Throughout our journey we have been nervous about fishing on the banks because we seem to catch nothing but huge barracudas. Well, wouldn’t you know it, Fish-Killer Pam got up the nerve and what did we get – huge barracudas. We think we might have hooked something good like a mahi but Glen screwed it up.
|After a small jolt with our fish defibulator, he was as good as new.|

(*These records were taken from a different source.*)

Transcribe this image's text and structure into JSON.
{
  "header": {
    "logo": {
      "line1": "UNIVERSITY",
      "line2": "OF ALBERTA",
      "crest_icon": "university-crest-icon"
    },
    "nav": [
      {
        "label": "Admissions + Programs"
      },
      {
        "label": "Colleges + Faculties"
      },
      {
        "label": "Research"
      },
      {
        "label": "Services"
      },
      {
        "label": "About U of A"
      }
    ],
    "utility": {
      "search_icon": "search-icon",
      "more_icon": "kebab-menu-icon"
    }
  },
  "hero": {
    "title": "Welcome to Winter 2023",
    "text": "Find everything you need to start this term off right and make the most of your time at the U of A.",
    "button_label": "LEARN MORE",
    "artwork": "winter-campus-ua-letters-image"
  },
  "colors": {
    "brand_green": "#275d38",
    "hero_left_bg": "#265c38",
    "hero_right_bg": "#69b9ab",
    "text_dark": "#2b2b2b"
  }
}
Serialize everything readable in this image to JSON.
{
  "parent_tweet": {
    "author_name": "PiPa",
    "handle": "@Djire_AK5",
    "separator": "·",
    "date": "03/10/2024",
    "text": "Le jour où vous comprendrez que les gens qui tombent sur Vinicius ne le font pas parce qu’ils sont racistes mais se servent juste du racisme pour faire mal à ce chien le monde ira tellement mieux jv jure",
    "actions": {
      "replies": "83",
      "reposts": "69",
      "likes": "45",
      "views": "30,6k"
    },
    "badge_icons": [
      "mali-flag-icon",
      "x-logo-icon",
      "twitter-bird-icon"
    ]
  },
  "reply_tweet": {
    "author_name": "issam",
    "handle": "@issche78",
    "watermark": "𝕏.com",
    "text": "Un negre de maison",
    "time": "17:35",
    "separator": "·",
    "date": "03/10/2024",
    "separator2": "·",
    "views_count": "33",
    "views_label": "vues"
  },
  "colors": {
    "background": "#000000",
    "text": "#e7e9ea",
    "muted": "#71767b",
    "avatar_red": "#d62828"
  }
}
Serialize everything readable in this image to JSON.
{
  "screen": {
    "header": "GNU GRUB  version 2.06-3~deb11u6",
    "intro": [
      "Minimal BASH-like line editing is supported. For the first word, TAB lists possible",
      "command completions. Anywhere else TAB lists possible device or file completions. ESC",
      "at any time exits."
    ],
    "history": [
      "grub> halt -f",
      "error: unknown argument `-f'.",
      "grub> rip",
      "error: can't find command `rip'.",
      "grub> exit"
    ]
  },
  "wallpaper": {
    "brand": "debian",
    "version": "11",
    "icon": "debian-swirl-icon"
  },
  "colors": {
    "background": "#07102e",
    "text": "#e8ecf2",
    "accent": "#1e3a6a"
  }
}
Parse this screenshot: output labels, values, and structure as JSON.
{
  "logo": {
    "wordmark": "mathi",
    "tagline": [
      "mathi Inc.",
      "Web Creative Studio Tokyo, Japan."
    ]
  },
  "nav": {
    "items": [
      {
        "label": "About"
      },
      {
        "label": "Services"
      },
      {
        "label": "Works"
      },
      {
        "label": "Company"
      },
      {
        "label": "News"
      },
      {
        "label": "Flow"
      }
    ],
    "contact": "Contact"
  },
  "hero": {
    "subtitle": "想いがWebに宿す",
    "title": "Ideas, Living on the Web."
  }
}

On our final day in the Bahamas, crossing the banks, George and Pam spotted a strange apparition off in the distance and we changed course to investigate. As we came closer we found three young Bahamians on a runabout, anchored in about 15 feet of water. According to them, they had been fishing and become lost and then ran out of gas. They had no idea where they were and had been adrift for 3 days. Our first thought was that they were Somalian pirates starting a Bahamian franchise and we were reluctant to invite them onto the boat. A radio check with someone in the community of West End confirmed that they were searching for missing fishermen. So we scooped Manny, Darnell and Van aboard and took their vessel in tow. After an hour some very relieved rescuers met us in a speed-boat and took our guests back to their family and friends.
|Finding the Lost Boys|
|Grateful search party leaving with our boys|
We had expected a heros’ parade and free conch salad when we arrived at the dock at West End – however that somehow eluded us.
We have loved our time in the Bahamas but now that we are heading towards home we are in a hurry to get there. Soon we will be in Florida – spending time fixing small problems and enjoying civilization. Then home to family and friends!!!
Heard it snowed at home in Abbotsford yesterday - "Dang, that ain't good!" Hope it warms up soon.